─── EXERCISE DATA
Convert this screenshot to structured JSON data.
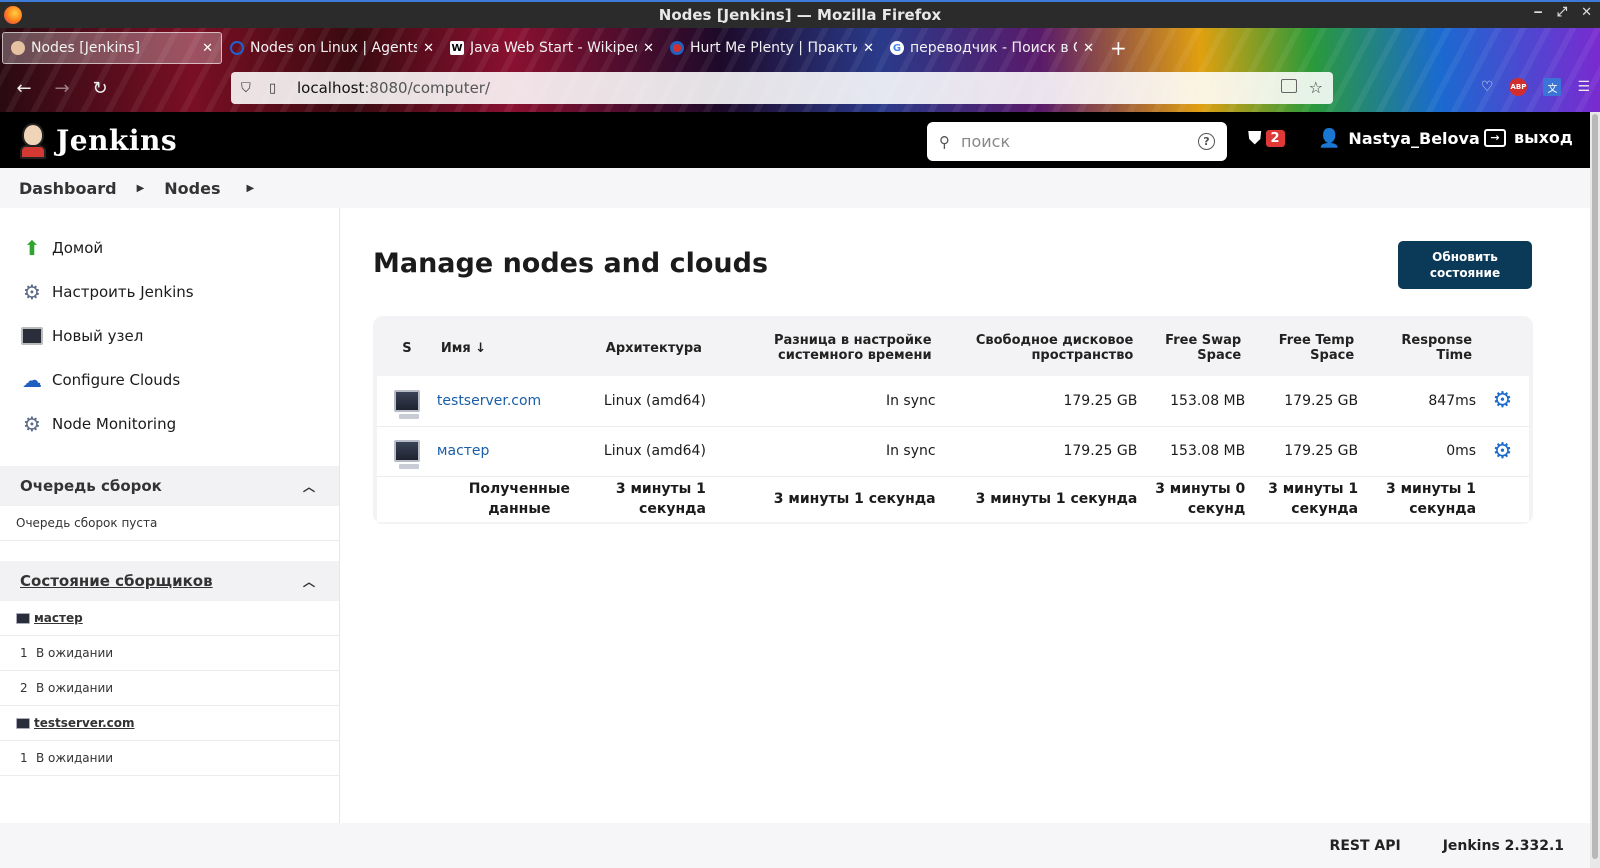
{
  "window": {
    "title": "Nodes [Jenkins] — Mozilla Firefox"
  },
  "tabs": [
    {
      "label": "Nodes [Jenkins]",
      "active": true,
      "favicon": "jenkins-icon"
    },
    {
      "label": "Nodes on Linux | Agents",
      "active": false,
      "favicon": "opera-icon"
    },
    {
      "label": "Java Web Start - Wikiped",
      "active": false,
      "favicon": "wikipedia-icon"
    },
    {
      "label": "Hurt Me Plenty | Практи",
      "active": false,
      "favicon": "epam-icon"
    },
    {
      "label": "переводчик - Поиск в G",
      "active": false,
      "favicon": "google-icon"
    }
  ],
  "url": {
    "host": "localhost",
    "path": ":8080/computer/"
  },
  "header": {
    "brand": "Jenkins",
    "search_placeholder": "поиск",
    "alert_count": "2",
    "user": "Nastya_Belova",
    "logout": "выход"
  },
  "breadcrumb": {
    "items": [
      "Dashboard",
      "Nodes"
    ]
  },
  "sidebar": {
    "tasks": [
      {
        "label": "Домой",
        "icon": "up-arrow-icon"
      },
      {
        "label": "Настроить Jenkins",
        "icon": "gear-icon"
      },
      {
        "label": "Новый узел",
        "icon": "computer-icon"
      },
      {
        "label": "Configure Clouds",
        "icon": "cloud-icon"
      },
      {
        "label": "Node Monitoring",
        "icon": "gear-icon"
      }
    ],
    "build_queue": {
      "title": "Очередь сборок",
      "empty": "Очередь сборок пуста"
    },
    "executors": {
      "title": "Состояние сборщиков",
      "master": {
        "name": "мастер",
        "rows": [
          {
            "num": "1",
            "status": "В ожидании"
          },
          {
            "num": "2",
            "status": "В ожидании"
          }
        ]
      },
      "test": {
        "name": "testserver.com",
        "rows": [
          {
            "num": "1",
            "status": "В ожидании"
          }
        ]
      }
    }
  },
  "main": {
    "title": "Manage nodes and clouds",
    "refresh_label": "Обновить состояние",
    "table": {
      "headers": [
        "S",
        "Имя ↓",
        "Архитектура",
        "Разница в настройке системного времени",
        "Свободное дисковое пространство",
        "Free Swap Space",
        "Free Temp Space",
        "Response Time"
      ],
      "rows": [
        {
          "name": "testserver.com",
          "arch": "Linux (amd64)",
          "clock": "In sync",
          "disk": "179.25 GB",
          "swap": "153.08 MB",
          "temp": "179.25 GB",
          "resp": "847ms"
        },
        {
          "name": "мастер",
          "arch": "Linux (amd64)",
          "clock": "In sync",
          "disk": "179.25 GB",
          "swap": "153.08 MB",
          "temp": "179.25 GB",
          "resp": "0ms"
        }
      ],
      "footer": {
        "label": "Полученные данные",
        "arch": "3 минуты 1 секунда",
        "clock": "3 минуты 1 секунда",
        "disk": "3 минуты 1 секунда",
        "swap": "3 минуты 0 секунд",
        "temp": "3 минуты 1 секунда",
        "resp": "3 минуты 1 секунда"
      }
    }
  },
  "footer": {
    "rest_api": "REST API",
    "version": "Jenkins 2.332.1"
  }
}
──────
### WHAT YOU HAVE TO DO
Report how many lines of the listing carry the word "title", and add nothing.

### OUTPUT OF THE EXERCISE
4